WORK REQUIRED —
In the entries below, find every line with "data" and copy it.

Items from an interface collection:
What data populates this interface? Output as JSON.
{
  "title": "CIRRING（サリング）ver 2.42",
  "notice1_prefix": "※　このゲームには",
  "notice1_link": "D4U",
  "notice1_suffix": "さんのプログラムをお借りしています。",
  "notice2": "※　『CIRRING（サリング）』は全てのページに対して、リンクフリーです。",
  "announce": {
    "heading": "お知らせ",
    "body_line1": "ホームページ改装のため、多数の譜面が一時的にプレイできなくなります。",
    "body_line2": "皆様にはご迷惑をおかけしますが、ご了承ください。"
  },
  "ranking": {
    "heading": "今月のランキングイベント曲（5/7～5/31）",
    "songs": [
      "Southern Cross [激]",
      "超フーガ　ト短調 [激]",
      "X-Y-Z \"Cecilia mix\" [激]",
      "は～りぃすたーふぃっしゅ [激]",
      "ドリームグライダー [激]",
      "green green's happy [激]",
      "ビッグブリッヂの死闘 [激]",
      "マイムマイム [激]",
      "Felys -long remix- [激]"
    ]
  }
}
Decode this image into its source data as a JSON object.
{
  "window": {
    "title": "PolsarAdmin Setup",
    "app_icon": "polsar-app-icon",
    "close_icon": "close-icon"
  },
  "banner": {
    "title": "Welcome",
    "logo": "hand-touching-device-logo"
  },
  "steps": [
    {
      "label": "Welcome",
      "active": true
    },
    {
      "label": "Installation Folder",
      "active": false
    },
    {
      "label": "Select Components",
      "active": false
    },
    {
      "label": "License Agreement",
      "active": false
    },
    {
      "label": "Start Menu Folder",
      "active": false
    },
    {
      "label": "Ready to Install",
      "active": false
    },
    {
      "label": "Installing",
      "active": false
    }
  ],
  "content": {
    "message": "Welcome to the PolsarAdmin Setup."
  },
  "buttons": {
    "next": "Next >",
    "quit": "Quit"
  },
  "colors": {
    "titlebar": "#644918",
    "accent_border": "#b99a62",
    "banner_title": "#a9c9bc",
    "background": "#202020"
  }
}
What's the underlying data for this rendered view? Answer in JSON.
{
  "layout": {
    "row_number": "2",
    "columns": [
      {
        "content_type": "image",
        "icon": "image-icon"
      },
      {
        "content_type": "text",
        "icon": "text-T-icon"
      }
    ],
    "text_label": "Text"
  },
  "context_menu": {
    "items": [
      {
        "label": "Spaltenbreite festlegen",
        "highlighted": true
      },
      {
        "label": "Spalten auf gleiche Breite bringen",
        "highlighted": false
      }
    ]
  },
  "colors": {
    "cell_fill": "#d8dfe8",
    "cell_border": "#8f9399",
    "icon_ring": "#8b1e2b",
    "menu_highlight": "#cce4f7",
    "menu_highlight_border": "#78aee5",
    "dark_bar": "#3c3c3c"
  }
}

TASK OUTPUT —
What data populates this interface? Output as JSON.
Decode this image into its source data as a JSON object.
What's the underlying data for this rendered view? Answer in JSON.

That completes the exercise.